It is a scam that police have warned against for years, but money transfer scams still manage to lure people into giving thousands of dollars away while under the impression they are still in the black.
A St. John's man said he saw red flags but because his bank told him the cheque he received from a potential tenant was legitimate, he believed it was safe to send away his money without repercussions.
Now he's out more than $4,000 and he's warning others not to fall for the same scam.
It all started when Chris Fowler put an ad on the online classifieds website Kijiji in July to rent a room in his house. Soon after the ad hit the web, he got a reply.
"She replied saying she was going to Memorial University to do more research and that she was from Houston, Texas," Fowler said.
After exchanging emails and photos of the room, Fowler thought he would have a new tenant to share his house with in August.
However, things didn't go as planned.
"She emailed me and she's like 'there's a cheque in the mail for you.' So, I figure it was just $500 for the rent of the room for a month," Fowler told CBC.
"So I get this cheque for almost $7,000 dollars — $6,000 and change."
'Kind of iffy'
Fowler's soon-to-be roomie said that $1,500 was for first three months rent, and that the rest was meant for a company that would be shipping her furniture to her new home in St. John's. The woman, who said her name was Ann Adele, asked that Fowler transfer the money meant for the furniture company via Moneygram — a money transfer company — to an address she had provided him.
"I was kind of iffy," Fowler said.
'If you can't trust your bank, why go there?' - Chris Fowler
Despite Fowler's hesitation, he deposited the cheque at the Bank of Nova Scotia, or Scotiabank, and waited for the hold to come off the cheque to see if it was real or fake.
A week later, Fowler was surprised by what the bank told him.
"The bank teller said 'oh the cheque is cleared' and I said hold on, just to double check ... that cheque for $6,000? She said 'No, that cheque is good, it's a valid cheque.' "
"I was a bit skeptical, but if the bank is telling me that it is a valid cheque, they're telling me it's good.
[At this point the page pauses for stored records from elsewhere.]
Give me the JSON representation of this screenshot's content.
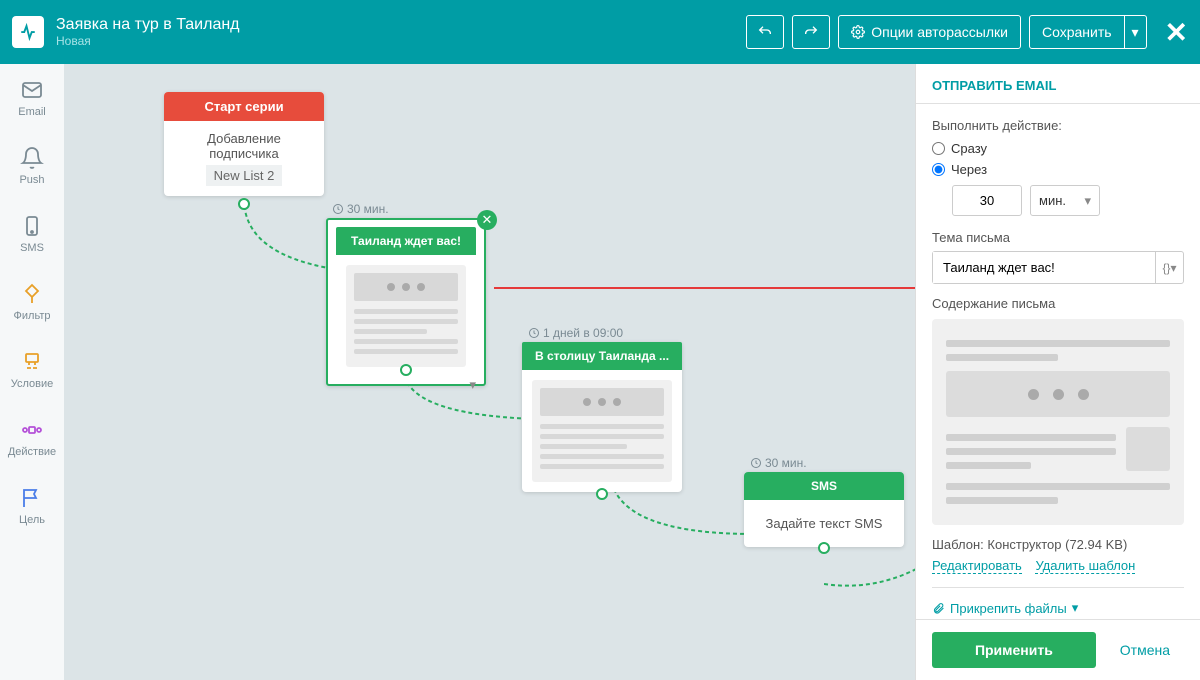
{
  "header": {
    "title": "Заявка на тур в Таиланд",
    "status": "Новая",
    "autoresponder": "Опции авторассылки",
    "save": "Сохранить"
  },
  "sidebar": [
    {
      "label": "Email"
    },
    {
      "label": "Push"
    },
    {
      "label": "SMS"
    },
    {
      "label": "Фильтр"
    },
    {
      "label": "Условие"
    },
    {
      "label": "Действие"
    },
    {
      "label": "Цель"
    }
  ],
  "nodes": {
    "start": {
      "title": "Старт серии",
      "desc": "Добавление подписчика",
      "list": "New List 2"
    },
    "email1": {
      "title": "Таиланд ждет вас!",
      "delay": "30 мин."
    },
    "email2": {
      "title": "В столицу Таиланда ...",
      "delay": "1 дней в 09:00"
    },
    "sms": {
      "title": "SMS",
      "desc": "Задайте текст SMS",
      "delay": "30 мин."
    }
  },
  "panel": {
    "title": "ОТПРАВИТЬ EMAIL",
    "action_label": "Выполнить действие:",
    "opt_now": "Сразу",
    "opt_delay": "Через",
    "delay_value": "30",
    "delay_unit": "мин.",
    "subject_label": "Тема письма",
    "subject_value": "Таиланд ждет вас!",
    "content_label": "Содержание письма",
    "template_label": "Шаблон:",
    "template_name": "Конструктор (72.94 KB)",
    "edit": "Редактировать",
    "delete": "Удалить шаблон",
    "attach": "Прикрепить файлы",
    "apply": "Применить",
    "cancel": "Отмена"
  }
}
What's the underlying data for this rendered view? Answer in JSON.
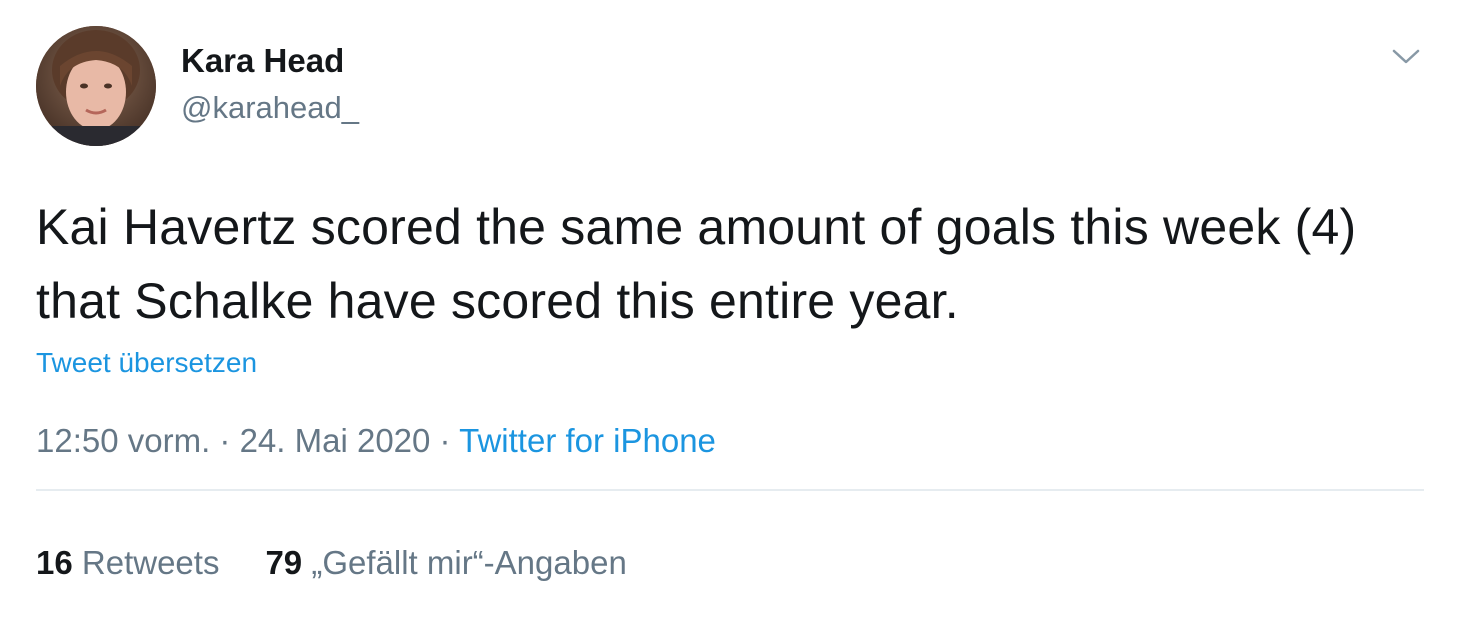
{
  "tweet": {
    "author": {
      "name": "Kara Head",
      "handle": "@karahead_"
    },
    "text": "Kai Havertz scored the same amount of goals this week (4) that Schalke have scored this entire year.",
    "translate_label": "Tweet übersetzen",
    "time": "12:50 vorm.",
    "separator": " · ",
    "date": "24. Mai 2020",
    "source": "Twitter for iPhone",
    "retweets": {
      "count": "16",
      "label": "Retweets"
    },
    "likes": {
      "count": "79",
      "label": "„Gefällt mir“-Angaben"
    }
  },
  "icons": {
    "menu": "chevron-down-icon",
    "avatar": "profile-photo"
  },
  "colors": {
    "link": "#1b95e0",
    "secondary_text": "#657786",
    "primary_text": "#14171a",
    "divider": "#e6ecf0"
  }
}
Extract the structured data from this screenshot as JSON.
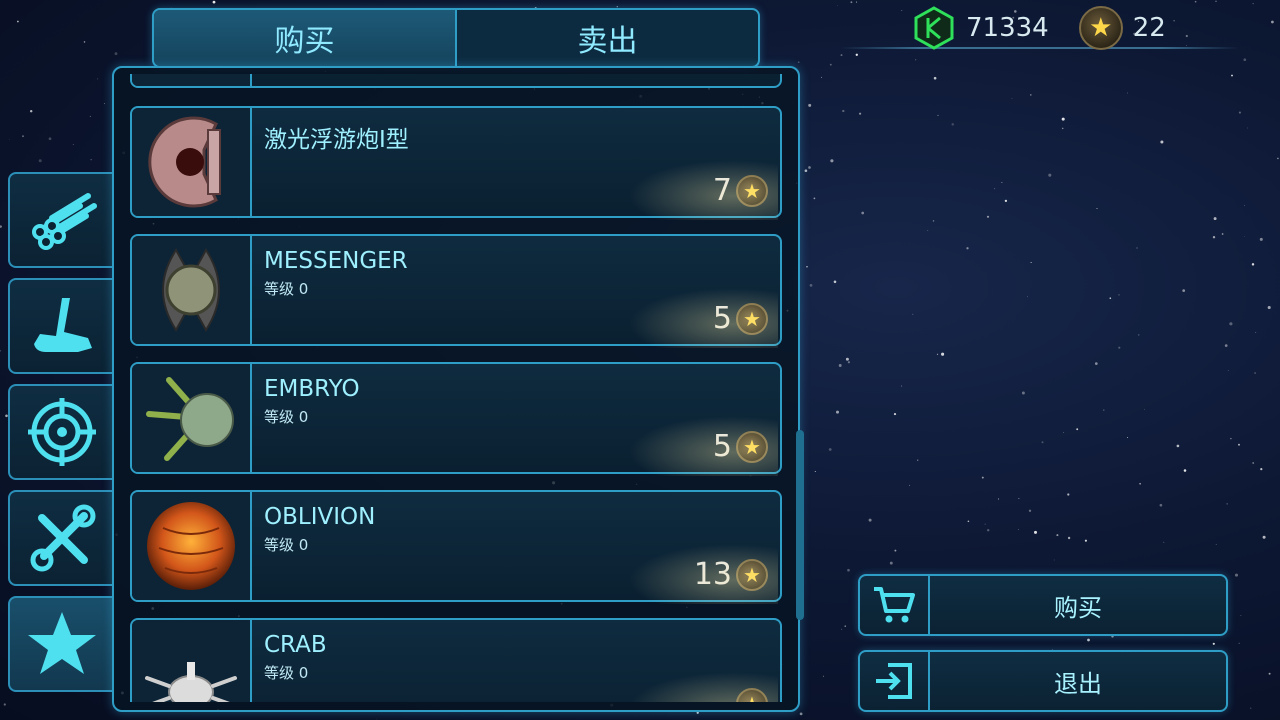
{
  "tabs": {
    "buy": "购买",
    "sell": "卖出"
  },
  "currency": {
    "credits": "71334",
    "stars": "22"
  },
  "rail": {
    "items": [
      "pipes-icon",
      "crane-icon",
      "target-icon",
      "tools-icon",
      "star-icon"
    ],
    "active": 4
  },
  "items": [
    {
      "name": "激光浮游炮I型",
      "level": "",
      "price": "7"
    },
    {
      "name": "MESSENGER",
      "level": "等级 0",
      "price": "5"
    },
    {
      "name": "EMBRYO",
      "level": "等级 0",
      "price": "5"
    },
    {
      "name": "OBLIVION",
      "level": "等级 0",
      "price": "13"
    },
    {
      "name": "CRAB",
      "level": "等级 0",
      "price": ""
    }
  ],
  "actions": {
    "buy": "购买",
    "exit": "退出"
  },
  "colors": {
    "accent": "#2f9ec6",
    "highlight": "#8fe9ff",
    "credit": "#2ee05a",
    "star": "#ffd84a"
  }
}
So, I trusted my bank."
With that, Fowler proceeded to send a cheque from his bank account for $4,281.00.
In the red
If he had waited an additional day, Fowler said he would have known that the cheque, in fact, was not cleared — it was counterfeit.
"I said what happened here ... I'm short a lot of money here. The teller said, 'Well, that cheque you deposited seems to be counterfeit.'"
Fowler quickly realized he was out more than $4,000 and called the Royal Newfoundland Constabulary to report the scam.
Fowler was also angry at the fact the bank, he said, didn't notify him that the cheque was counterfeit.
"You trust your bank ... if you can't trust your bank, why go there?"
Fowler said that a representative from Scotiabank apologized, but he wants something more than just a "sorry."
"I want the bank to come out and say, 'It is some of our responsibility,' because that bank teller told me not once but twice that cheque was clear."
In a statement to CBC News, Scotiabank said it does its best to keep clients safe from fraud.
"Customers should take care to only deposit cheques from trusted sources and to be aware of any requests that encourage money to be withdrawn on the cheque and sent to the original sender," the statement said.
Fowler is using his story as a cautionary tale to warn others of the potential fraudsters.
"If you're not sure, just don't do it," Fowler said.
"I got duped and I just wouldn't want to see anyone else get duped."